The Thai Post, three of its editors, and media activist Supinya Klangnarong were targeted with criminal complaints and a massive 400 million baht (US$10 million) civil lawsuit after the newspaper published her critical remarks about telecommunications giant Shin Corp. and its connections to Prime Minister Thaksin Shinawatra.
In Indonesia, Bambang Harymurti, chief editor of the influential magazine Tempo, was convicted of criminal libel in September and sentenced to one year in prison. Two colleagues were acquitted in the trial, which stemmed from a 2003 article citing allegations that a powerful businessman stood to profit from a textile market fire. Harymurti’s appeal was pending at year’s end.
The authoritarian governments of Burma and Vietnam released several imprisoned journalists in 2004 and early 2005, but these were seen as conciliatory gestures and not indicative of a change in free-speech policy. CPJ honored two imprisoned Burmese journalists–Aung Pwint and Thaung Tun (also known as Nyein Thit)–with International Press Freedom Awards in November. The documentary filmmakers were arrested in 1999 while working on a film portraying forced labor and hardship in rural areas.
Two journalists and their assistant, detained since 2002 in the island archipelago nation of the Maldives off the coast of Sri Lanka, were under house arrest at the end of 2004 after enduring harsh conditions in prison, where sources allege they were mistreated despite President Maumoon Abdul Gayoom’s pledges of democratic reform.
In South Korea and Taiwan, journalists faced more subtle challenges. While the ruling Democratic Progressive Party in Taiwan strengthened its financial influence on the media, the ruling party in South Korea proposed media ownership regulations that seemed intended to penalize conservative dailies for their antagonistic editorial stance toward President Roh Moo Hyun.
The expansion of the Internet throughout Asia tested authorities’ ability to limit free expression while giving rise to innovative forms of journalism, such as the thousands of South Korean “citizen-journalists” who file reports for Ohmynews.com. In China and Vietnam, the Internet provides a significant outlet for independent writing that expands every year and is increasingly difficult for authorities to control.

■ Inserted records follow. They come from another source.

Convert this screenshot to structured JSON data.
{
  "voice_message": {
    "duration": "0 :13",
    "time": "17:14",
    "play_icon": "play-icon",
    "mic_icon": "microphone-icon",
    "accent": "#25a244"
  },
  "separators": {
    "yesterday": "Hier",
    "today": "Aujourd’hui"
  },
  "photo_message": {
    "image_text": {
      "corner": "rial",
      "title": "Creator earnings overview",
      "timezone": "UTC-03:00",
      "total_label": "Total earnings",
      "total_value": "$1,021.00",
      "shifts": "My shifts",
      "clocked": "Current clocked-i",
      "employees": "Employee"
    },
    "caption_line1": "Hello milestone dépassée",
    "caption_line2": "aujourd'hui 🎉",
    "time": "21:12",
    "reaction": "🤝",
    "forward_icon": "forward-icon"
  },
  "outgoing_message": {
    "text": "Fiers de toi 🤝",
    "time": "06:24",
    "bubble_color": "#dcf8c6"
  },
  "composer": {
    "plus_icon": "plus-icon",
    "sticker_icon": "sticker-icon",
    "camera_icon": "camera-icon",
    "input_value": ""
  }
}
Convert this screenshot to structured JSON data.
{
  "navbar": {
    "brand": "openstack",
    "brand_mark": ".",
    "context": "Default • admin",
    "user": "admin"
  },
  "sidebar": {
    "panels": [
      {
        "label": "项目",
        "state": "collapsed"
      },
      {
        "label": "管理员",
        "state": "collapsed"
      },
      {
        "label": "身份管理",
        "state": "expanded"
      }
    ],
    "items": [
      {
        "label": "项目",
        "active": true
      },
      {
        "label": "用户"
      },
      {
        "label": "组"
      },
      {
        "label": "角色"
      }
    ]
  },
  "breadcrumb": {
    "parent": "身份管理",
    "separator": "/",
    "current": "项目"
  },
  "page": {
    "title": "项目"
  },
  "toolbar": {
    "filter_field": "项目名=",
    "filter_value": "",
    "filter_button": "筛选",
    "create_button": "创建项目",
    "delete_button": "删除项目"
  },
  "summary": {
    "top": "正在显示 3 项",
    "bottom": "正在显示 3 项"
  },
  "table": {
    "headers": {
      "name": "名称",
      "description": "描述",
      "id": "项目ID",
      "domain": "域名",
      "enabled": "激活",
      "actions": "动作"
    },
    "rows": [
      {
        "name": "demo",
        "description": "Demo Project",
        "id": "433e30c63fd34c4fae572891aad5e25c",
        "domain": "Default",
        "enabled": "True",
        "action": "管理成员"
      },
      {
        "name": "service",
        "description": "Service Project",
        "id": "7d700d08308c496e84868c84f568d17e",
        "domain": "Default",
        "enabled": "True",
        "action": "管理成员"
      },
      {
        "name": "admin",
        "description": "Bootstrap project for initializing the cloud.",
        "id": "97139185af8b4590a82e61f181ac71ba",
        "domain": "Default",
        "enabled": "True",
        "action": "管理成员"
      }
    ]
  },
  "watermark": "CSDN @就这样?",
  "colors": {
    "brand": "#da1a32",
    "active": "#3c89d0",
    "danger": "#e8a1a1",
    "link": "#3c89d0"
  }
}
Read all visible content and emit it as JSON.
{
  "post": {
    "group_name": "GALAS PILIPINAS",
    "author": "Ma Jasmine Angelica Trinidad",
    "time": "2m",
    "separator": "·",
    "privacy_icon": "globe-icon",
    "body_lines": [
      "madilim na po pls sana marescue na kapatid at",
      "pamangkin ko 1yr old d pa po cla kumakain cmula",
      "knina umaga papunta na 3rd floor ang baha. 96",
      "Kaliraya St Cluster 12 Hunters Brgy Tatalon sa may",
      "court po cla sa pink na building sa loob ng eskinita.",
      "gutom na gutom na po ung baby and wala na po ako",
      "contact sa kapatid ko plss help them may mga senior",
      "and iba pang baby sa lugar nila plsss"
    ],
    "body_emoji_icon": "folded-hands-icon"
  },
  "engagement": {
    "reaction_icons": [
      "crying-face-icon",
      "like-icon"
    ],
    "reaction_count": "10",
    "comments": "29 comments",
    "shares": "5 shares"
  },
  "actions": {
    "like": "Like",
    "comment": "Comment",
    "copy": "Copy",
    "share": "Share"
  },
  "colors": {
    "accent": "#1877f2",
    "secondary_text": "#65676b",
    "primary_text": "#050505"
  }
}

Local activism played a critical role in defending journalists’ rights in many Asian countries and helped secure the release of imprisoned journalists Du Daobin and Cheng Yizhong in China, as well as Munawar Mohsin in Pakistan. Nepalese journalists’ outrage at their treatment by government forces and Maoist rebels forced leaders on both sides to review their actions and vow additional safeguards. The National Union of Journalists in the Philippines organized nationwide rallies to protest the ongoing killings of journalists there, pressuring authorities to take a more aggressive stance.
In many parts of Asia, the press played an effective watchdog role in 2004, from China, where journalists exposed crime and corruption, to Indonesia, where they aggressively covered crony capitalism, to Afghanistan, where the press helped legitimize national elections. But governments are deeply ambivalent about this and are either acting to curtail the press or turning a blind eye to murderous attacks on journalists. For now, the Asian press is developing at a quicker pace than many of the institutions needed to protect and enhance it.
Abi Wright is CPJ’s Asia program coordinator. Kristin Jones, research associate for Asia, contributed to the research and writing of this section.